Cloaking refers to the practice of presenting different content or URLs to users and search engines. Serving up different results based on user agent may cause your site to be perceived as deceptive and removed from the Google index.
If the file that Googlebot sees is not identical to the file that a typical user sees, then you’re in a high-risk category…
So what’s exactly cloaking? Put simply, the ways it can be defined come down to two large groups of definitions:
- Technically put: the return code / HTML shown to search robots and users are not the same.
- Depending on motivation behind serving two different versions of the page to search bots and people: if it is intended to manipulate / effect search engine rankings (“with intent to deceive”), it can be called “(evil) cloaking” of course (that should be punished for). If the technique is intended to enhance user’s experience (e.g. “geo-cloaking”), it is legit.
So if you want to hide something from robots or to show them a slightly different page version for legit reasons, you should definitely have a look at the this forum thread at WebProWorld discussing what is cloaking, what is evil cloaking and what is “conditional content”. A few of potentially save (but still questionable) tactics discussed include:
- Using IFrames (“You can prevent the target of the <iframe> tag from being indexed by using a robots meta tag set to “noindex” or disallow the page in with the robots.txt file.”);
- Using AJAX (here is a post describing a simple method to block a form from bots and search engines with Ajax);
- CSS positioning the elements (like in the” Source ordered content” method);
- Using text on graphics. (Please, note this quote from Google guidelines referred to above: “Some examples of cloaking include: Serving a page of HTML text to search engines, while showing a page of images or Flash to users.”)
So what’s legit and what’s not?

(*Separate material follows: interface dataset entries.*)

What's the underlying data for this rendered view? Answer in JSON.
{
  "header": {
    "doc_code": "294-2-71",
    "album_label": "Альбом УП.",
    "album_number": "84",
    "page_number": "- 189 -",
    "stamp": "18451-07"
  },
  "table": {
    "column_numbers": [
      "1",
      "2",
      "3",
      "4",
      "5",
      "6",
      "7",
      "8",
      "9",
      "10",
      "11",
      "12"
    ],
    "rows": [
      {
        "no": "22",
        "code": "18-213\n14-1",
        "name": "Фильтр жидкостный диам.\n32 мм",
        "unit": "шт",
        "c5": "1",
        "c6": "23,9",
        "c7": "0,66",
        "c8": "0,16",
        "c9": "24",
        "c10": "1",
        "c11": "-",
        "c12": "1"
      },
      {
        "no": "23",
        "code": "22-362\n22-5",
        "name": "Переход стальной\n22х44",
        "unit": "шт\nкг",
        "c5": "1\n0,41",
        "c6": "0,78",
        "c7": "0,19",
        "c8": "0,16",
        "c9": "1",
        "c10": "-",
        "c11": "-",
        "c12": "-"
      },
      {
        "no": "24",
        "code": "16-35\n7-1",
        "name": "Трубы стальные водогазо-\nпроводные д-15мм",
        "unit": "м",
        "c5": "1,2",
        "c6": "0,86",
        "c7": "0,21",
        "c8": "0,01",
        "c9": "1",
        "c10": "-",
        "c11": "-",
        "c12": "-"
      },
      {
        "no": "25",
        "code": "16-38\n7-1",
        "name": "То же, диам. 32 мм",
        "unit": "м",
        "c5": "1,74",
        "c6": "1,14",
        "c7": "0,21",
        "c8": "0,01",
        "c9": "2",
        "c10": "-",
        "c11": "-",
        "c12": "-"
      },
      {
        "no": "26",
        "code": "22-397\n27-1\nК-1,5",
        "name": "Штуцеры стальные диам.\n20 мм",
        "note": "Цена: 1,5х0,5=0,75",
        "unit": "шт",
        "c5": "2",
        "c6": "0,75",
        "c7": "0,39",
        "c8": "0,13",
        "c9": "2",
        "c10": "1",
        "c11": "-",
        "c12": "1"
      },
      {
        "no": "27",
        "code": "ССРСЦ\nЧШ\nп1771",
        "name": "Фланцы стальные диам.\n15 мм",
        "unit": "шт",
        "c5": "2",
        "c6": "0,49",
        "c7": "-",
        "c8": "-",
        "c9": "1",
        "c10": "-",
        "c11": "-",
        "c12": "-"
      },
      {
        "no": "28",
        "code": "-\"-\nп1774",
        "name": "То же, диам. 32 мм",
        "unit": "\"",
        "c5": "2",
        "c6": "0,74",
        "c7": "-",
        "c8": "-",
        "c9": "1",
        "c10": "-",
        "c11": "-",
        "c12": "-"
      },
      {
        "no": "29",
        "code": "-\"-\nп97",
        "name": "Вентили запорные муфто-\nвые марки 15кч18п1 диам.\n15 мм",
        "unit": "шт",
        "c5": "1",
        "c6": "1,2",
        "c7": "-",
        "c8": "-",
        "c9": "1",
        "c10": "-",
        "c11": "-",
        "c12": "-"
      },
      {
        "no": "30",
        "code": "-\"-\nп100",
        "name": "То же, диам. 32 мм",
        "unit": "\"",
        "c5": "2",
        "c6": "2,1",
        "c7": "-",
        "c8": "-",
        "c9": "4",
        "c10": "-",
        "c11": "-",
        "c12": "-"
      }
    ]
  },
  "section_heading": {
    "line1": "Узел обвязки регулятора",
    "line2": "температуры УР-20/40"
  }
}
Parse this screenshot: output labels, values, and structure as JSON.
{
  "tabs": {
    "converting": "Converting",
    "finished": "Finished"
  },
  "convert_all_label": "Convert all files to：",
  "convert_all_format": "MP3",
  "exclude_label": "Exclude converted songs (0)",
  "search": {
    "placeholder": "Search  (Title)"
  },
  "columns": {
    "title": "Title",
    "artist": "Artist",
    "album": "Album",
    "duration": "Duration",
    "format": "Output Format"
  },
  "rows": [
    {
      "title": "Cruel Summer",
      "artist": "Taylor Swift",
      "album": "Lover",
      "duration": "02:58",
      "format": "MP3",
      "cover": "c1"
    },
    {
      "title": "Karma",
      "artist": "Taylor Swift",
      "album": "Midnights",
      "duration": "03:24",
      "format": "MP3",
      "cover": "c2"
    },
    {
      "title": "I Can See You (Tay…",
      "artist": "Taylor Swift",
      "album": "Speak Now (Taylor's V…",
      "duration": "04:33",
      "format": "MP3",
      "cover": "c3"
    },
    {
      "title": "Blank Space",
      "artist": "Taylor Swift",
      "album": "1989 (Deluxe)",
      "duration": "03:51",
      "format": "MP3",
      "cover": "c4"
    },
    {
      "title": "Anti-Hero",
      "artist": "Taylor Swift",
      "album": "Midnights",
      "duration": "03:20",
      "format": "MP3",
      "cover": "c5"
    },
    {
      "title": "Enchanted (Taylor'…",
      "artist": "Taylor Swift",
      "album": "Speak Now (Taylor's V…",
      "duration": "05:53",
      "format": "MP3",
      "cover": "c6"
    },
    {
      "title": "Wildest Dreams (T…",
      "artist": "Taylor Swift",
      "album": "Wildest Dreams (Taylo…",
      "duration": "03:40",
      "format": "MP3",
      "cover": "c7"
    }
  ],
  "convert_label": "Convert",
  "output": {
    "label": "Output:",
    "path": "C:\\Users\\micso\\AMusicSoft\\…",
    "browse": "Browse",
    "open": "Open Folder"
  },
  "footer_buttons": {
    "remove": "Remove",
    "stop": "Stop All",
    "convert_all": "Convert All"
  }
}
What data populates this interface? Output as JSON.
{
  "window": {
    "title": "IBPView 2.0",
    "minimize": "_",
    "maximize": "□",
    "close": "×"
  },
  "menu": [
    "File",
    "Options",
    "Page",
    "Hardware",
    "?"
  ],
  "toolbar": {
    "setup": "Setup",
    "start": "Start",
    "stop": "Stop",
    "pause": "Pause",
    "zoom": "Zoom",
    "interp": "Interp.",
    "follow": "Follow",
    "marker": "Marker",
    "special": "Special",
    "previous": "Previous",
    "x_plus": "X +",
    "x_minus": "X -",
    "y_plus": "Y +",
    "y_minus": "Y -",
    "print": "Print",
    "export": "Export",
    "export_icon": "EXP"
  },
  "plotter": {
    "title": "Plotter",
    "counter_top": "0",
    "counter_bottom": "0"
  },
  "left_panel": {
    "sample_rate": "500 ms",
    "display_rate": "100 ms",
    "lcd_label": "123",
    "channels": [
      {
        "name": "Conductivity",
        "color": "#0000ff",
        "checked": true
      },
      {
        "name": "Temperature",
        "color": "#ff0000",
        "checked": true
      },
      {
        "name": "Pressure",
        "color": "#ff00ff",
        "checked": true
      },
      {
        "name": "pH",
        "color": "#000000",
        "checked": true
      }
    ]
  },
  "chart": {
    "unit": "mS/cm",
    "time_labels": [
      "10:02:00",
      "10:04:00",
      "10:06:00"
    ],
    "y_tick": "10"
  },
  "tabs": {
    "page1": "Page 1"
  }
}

Of course, the “good motivation” approach answers this question but how easily is it implemented when a machine is to judge about our intentions? “The road to hell is paved with good intentions” after all.